Austan Goolsbee, Obama's economic adviser, says that "60 to 70 percent of the economy faces virtually no international competition." America's 18.5 million government employees, among whom organized labor finds its growth, have almost no vulnerability to foreign competition, and neither do auto mechanics, dentists and countless other professions. Furthermore, Goolsbee, with whom Obama might profitably have a conversation, says that globalization, meaning free trade and attendant deregulation, is responsible for a "small fraction" of today's widening income disparities.
Under the Andean Trade Preference Act, passed by a Democratic Congress is 1991, the U.S. imposes tariffs on only 8 percent of imports from Colombia. But more than 90 percent of U.S. exports to Colombia are subjected to tariffs, some as high as 35 percent. The trade agreement would make this "one-way free trade," which now primarily serves Colombia's interests, more mutually beneficial.
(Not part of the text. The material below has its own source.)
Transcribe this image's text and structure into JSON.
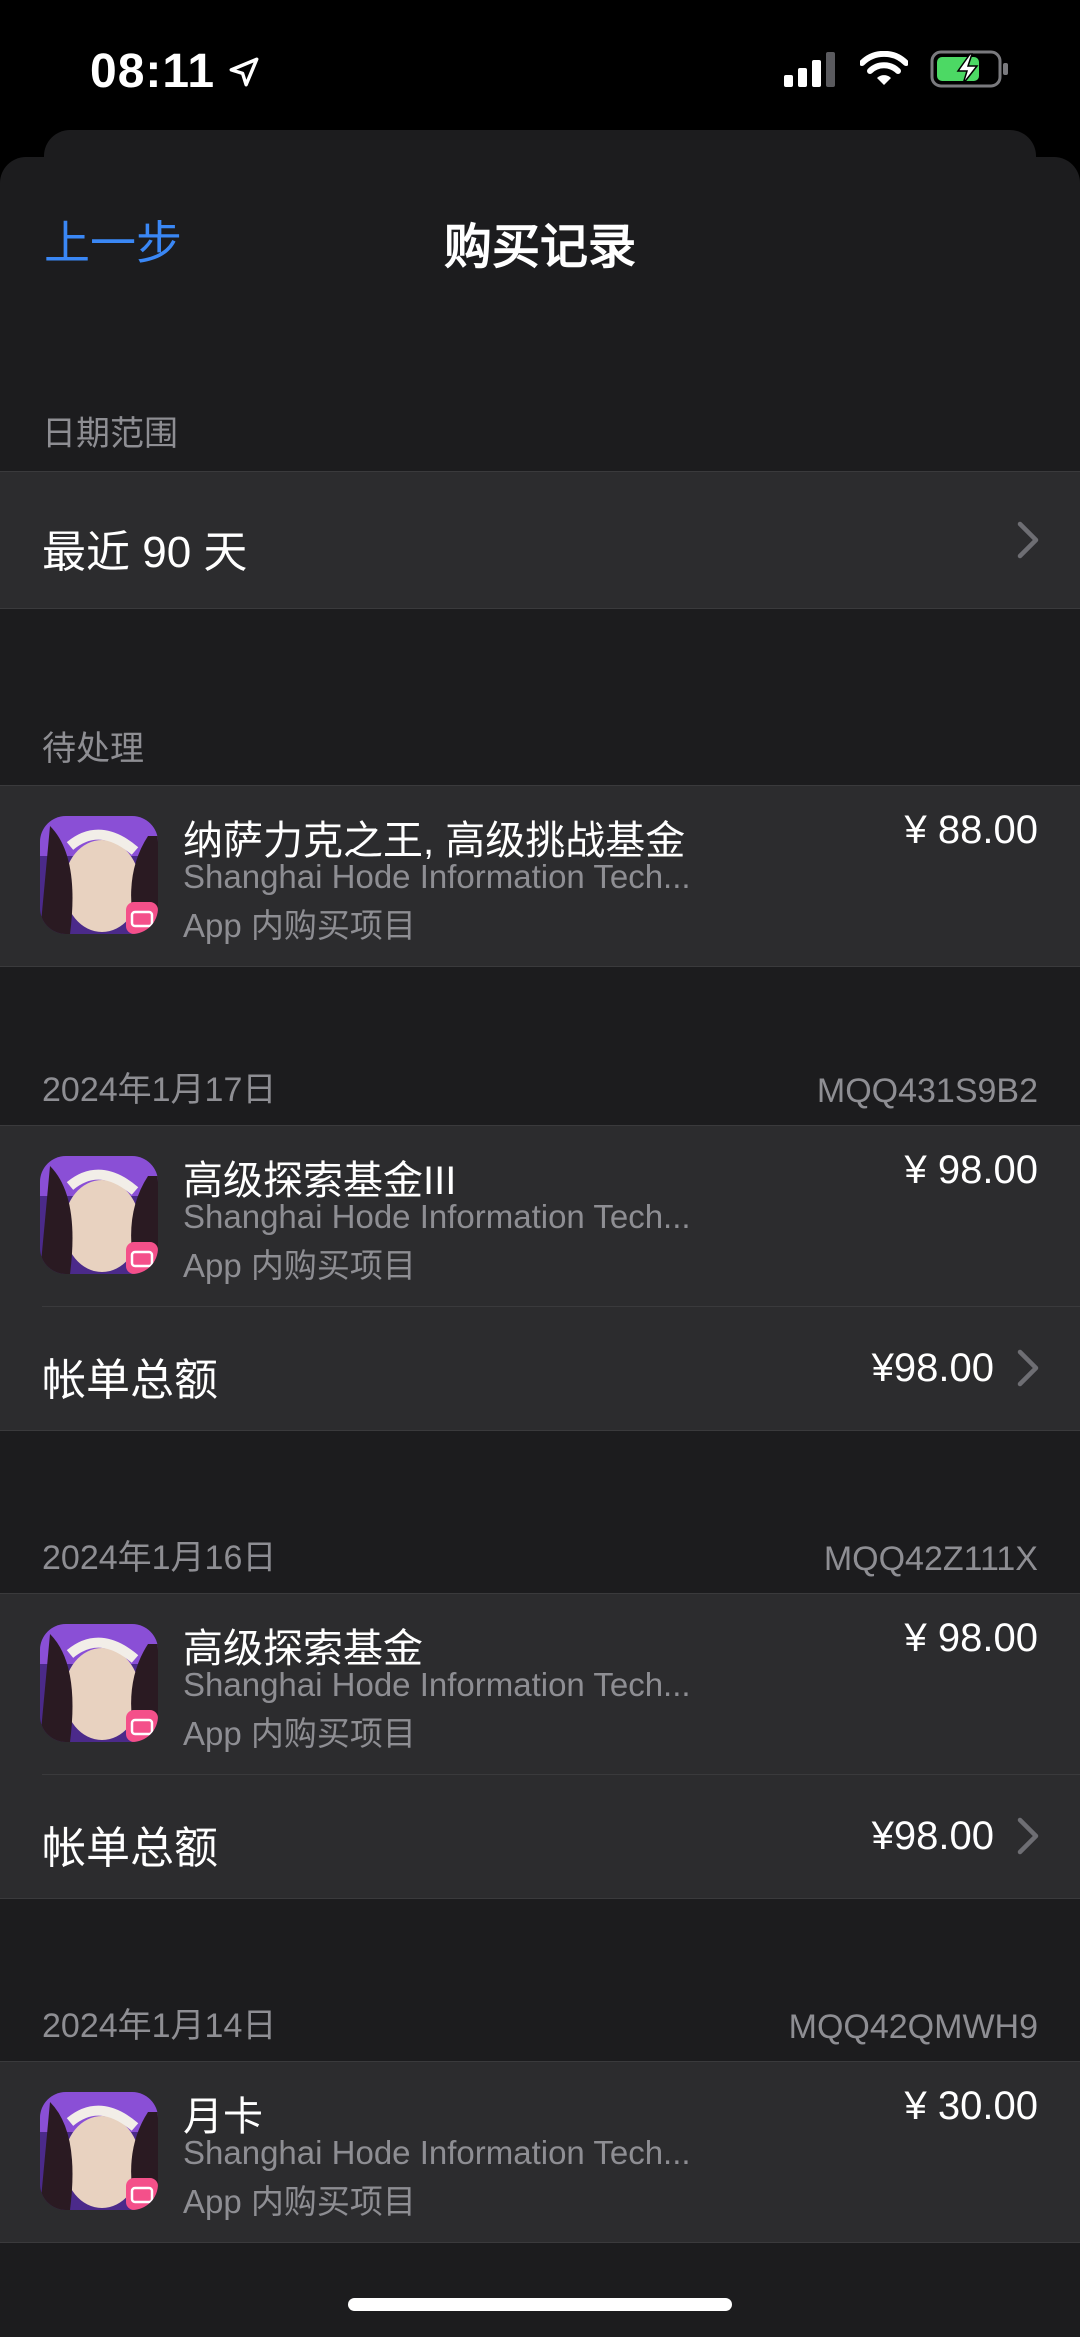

Nevertheless, U.S. unions oppose the agreement, probably to preserve the moral clarity of their monomania: Damn the details, full speed ahead in opposing more free-trade agreements, anywhere, anytime.
Colombia, America's best South American ally, shares a border with America's most aggressive South American enemy, Hugo Chavez's Venezuela. Colombia's President Alvaro Uribe has made stunning progress against the drug cartels, right-wing militias and FARC, the 9,000-man Marxist terrorist group that is financed by drug smuggling and kidnapping. But Obama, nimble at the art of enveloping the courtship of interest groups in clouds of high-mindedness, says Colombia has not done enough to protect its trade unionists.
Colombia's unions, however, document that the number of murders of their members has sharply declined. Edward Schumacher-Matos, visiting professor of Latin American studies at Harvard, notes that "it was far safer to be in a union than to be an ordinary citizen in Colombia last year": The murder rate of unionists was less than one-eighth the murder rate of Colombians generally.
When this campaign is over and it is too late for legality to matter, it may be determined that Penn and others, including some of the lobbyists with which John McCain's campaign is larded, have been involved in violations of campaign laws pertaining to entanglements between corporations and campaigns. What will still matter is Colombia, which may be a casualty of presidential politics.